According to the most recent scorecard, newly elected state Rep. Judy Stiegler supported nearly three-quarters of the legislative items identified as being pro-environment by OLCV and other Oregon environmental organizations. First-term senator Chris Telfer, however, secured only a 15 percent pro-environmental voting record, according to OLCV, which singled her out for criticism in its news release.
"..new Senator Chris Telfer represents a dramatic downgrade compared to former Senator Ben Westlund," the release stated, noting that while occupying the same seat during the 2007 session Westlund had scored a perfect 100 from OLCV.
Rep. Gene Whisnant, R-Sunriver, rounded out the local scorecard with a 29 percent pro-environment rating. The score was better than Whisnant's 2005 tally, when OLCV bestowed just a 12 percent pro-environment record to Whisnant. However, it was slightly lower than his 2007 score when he amassed a 42 percent pro-environmental voting record.
Cast Your Own Metolius Vote
On the subject of environmental votes, the Save The Metolius basin campaign which helped galvanize both grassroots and political support for the destination resort ban, has been nominated for a state-wide award by the Bus Project, a Portland-based progressive political action group whose mission is to engage younger voters in civic issues. The annual awards known as Wheelies will be handed out at the group's Oct. 5 gala at the Gerding Theater in Portland.
Save The Metolius was one of six legislative and grassroots initiatives nominated in the Campaign for the Public Good category. Other nominees included the Yes on Measure 49 campaign, a ballot initiative that superseded the Measure 37 property rights initiative/debacle, and the Farms to Schools local food purchasing program.
To vote for the Save The Metolius, or any other campaign, go to the Bus Project's awards website. www.thewheelies.org.
Water Bill Comes Due
Here's the good news: Come 2014 your drinking water in Bend will likely be cleaner and safer than it is today.
Here's the bad news: It could take as much as a 50 percent increase in the average water bill to pay for the improvements.

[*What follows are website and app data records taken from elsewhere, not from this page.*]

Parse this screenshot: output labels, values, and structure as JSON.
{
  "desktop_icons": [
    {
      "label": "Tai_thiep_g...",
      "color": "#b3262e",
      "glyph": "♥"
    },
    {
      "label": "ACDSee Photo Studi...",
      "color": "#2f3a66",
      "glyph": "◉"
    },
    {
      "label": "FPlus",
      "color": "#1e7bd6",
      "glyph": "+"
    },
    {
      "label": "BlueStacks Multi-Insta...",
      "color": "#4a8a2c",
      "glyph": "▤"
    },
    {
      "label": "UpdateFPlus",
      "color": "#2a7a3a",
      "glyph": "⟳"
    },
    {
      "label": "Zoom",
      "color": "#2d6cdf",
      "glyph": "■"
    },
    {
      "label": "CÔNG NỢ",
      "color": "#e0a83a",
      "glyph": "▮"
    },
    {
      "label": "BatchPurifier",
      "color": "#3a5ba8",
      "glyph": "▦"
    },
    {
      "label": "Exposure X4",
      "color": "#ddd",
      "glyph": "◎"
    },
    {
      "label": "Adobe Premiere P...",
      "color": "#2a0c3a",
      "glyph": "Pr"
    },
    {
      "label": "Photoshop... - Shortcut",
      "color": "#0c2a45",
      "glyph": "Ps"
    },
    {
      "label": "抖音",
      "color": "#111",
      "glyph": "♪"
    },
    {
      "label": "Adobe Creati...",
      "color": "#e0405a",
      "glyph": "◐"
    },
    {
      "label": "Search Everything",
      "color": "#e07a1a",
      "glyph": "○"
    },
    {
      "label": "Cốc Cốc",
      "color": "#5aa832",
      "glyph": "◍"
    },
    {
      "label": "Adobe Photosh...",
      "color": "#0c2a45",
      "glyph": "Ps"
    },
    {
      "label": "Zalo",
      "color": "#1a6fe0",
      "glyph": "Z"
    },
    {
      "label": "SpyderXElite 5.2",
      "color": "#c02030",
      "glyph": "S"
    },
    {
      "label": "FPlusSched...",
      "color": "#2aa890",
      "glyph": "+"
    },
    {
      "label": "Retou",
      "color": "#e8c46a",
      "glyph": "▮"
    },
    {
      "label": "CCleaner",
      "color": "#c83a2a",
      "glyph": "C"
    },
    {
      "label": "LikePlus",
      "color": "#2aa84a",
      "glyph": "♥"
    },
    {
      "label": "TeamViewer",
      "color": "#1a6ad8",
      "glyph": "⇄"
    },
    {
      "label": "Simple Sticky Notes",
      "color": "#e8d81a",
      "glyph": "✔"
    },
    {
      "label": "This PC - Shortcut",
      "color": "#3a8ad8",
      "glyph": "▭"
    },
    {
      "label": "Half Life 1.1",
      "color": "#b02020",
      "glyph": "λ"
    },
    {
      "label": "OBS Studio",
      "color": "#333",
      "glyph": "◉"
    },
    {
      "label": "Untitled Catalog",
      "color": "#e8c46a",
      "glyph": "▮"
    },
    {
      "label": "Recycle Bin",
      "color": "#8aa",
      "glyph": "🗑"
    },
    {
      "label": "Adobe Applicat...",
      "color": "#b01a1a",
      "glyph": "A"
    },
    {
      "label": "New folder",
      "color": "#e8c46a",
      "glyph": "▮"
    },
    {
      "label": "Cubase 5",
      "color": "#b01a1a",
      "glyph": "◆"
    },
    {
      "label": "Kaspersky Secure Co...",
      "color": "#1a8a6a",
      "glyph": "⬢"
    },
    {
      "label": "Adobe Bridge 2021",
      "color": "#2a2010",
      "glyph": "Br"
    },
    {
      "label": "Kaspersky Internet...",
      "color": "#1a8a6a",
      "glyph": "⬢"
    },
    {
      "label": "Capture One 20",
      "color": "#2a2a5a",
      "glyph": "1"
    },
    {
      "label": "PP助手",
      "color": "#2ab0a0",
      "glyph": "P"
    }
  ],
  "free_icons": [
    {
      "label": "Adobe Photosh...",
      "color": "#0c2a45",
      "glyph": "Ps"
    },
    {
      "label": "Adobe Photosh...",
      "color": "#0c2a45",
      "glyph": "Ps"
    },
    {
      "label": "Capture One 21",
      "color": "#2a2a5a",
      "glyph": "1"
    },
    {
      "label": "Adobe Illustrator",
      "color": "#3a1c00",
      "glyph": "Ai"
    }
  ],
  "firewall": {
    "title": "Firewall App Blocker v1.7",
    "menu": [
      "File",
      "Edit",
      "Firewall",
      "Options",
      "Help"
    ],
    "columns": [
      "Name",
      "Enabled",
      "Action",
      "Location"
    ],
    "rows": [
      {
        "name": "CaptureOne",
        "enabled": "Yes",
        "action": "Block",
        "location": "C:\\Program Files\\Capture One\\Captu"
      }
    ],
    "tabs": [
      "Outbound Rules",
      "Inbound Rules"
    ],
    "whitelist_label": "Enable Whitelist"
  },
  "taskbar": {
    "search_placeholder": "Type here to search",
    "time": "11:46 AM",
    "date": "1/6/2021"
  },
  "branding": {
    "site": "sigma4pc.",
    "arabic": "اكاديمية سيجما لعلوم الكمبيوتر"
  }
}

While the city council has yet to commit to a final alternative for the project - which would replace aging transmi sion pipes from the Bridge Creek watershed (the source of much of the city's drinking water), add a new multi-million dollar treatment facility and possibly a hydropower plant in between the two - it is facing a 2014 deadline to meet new EPA requirements for municipal drinking water systems.

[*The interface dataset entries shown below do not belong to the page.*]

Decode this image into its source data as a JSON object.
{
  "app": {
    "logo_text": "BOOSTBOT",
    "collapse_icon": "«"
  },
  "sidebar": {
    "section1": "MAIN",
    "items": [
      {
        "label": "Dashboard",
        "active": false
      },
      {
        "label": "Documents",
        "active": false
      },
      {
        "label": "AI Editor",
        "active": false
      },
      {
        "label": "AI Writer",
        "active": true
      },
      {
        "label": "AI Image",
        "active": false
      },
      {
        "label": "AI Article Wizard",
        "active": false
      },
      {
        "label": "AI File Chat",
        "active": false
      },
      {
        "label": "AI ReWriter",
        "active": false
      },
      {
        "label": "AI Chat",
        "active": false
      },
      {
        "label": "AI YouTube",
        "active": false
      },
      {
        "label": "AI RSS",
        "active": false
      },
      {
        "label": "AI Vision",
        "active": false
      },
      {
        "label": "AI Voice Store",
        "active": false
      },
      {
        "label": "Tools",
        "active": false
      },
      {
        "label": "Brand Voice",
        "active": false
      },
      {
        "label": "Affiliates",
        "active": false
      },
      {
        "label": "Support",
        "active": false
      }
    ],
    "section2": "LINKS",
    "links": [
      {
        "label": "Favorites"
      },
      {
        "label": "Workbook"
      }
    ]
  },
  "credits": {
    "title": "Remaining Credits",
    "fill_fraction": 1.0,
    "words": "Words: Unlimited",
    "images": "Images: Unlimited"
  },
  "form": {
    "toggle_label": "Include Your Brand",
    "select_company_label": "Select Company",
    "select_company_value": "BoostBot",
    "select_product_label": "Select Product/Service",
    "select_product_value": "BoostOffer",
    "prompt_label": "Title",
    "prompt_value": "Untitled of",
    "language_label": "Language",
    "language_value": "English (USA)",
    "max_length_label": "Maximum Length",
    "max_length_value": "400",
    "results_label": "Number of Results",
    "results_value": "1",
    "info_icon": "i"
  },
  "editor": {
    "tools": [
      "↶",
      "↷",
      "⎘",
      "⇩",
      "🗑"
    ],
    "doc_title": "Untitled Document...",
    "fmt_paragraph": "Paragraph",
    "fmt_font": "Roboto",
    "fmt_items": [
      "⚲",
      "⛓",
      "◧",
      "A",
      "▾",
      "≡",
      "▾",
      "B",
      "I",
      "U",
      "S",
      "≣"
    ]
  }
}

The total bill for the project could be as high as $71 million, if it includes the hydro project that is expected to generate positive cash flow for the city. Nevertheless, to offset the cost of such a massive public works hit, the city would have to raise water rates anywhere between 4 percent and 10 percent annually for the next five years where they would remain indefinitely.
Bend isn't the the only one in Oregon facing the EPA deadline. Portland is also wrestling with how to pay for the EPA-required improvements. However, the issue has yet to become the political hot-button locally that it is in Portland where the city sued the EPA in an effort to exempt itself from the rules. (Portland gets a large portion of its drinking water from the Bull Run watershed, a tributary to the Sandy River). City councilors were divided over treatment alternatives and Stumptown's brewing community, led by industry heavy-hitters Widmer Brothers, revolted against the more costly filtration option - currently favored by Bend's city staff - over fears that it would impact the flavor of the water and in turn their beer.
Bend councilors have yet to decide which route to take with our system. The more costly filtration option would protect the water supply in the event of a fire by filtering out ash and other debris. The alternative is to use a UV treatment system, which Portland has embraced, that works well against parasites but doesn't guard against contamination from wildfire. However, the cost difference is significant. The filter treatment weighs in at just under $30 million. A UV system would run the city about $16.5 million, according to the city's own cost estimates.
Councilor Jim Clinton said he's skeptical that the city needs to go the extra mile with the filtration system. Worst case, he said the city could temporarily shut down the Bridge Creek pipe and ration water from its wells.
"I have a basic philosophical problem of filtering 100 percent of our water when there's basically nothing to filter out. Why are you doing that," Clinton asked.
Meantime, he said the city ought to be doing more to encourage conservation to reduce the overall demand for water.
"Do the conservation first, which is free. It will cost you nothing. You don't add more capacity and then think about conservation. That's a self-fulfilling prophecy," Clinton added.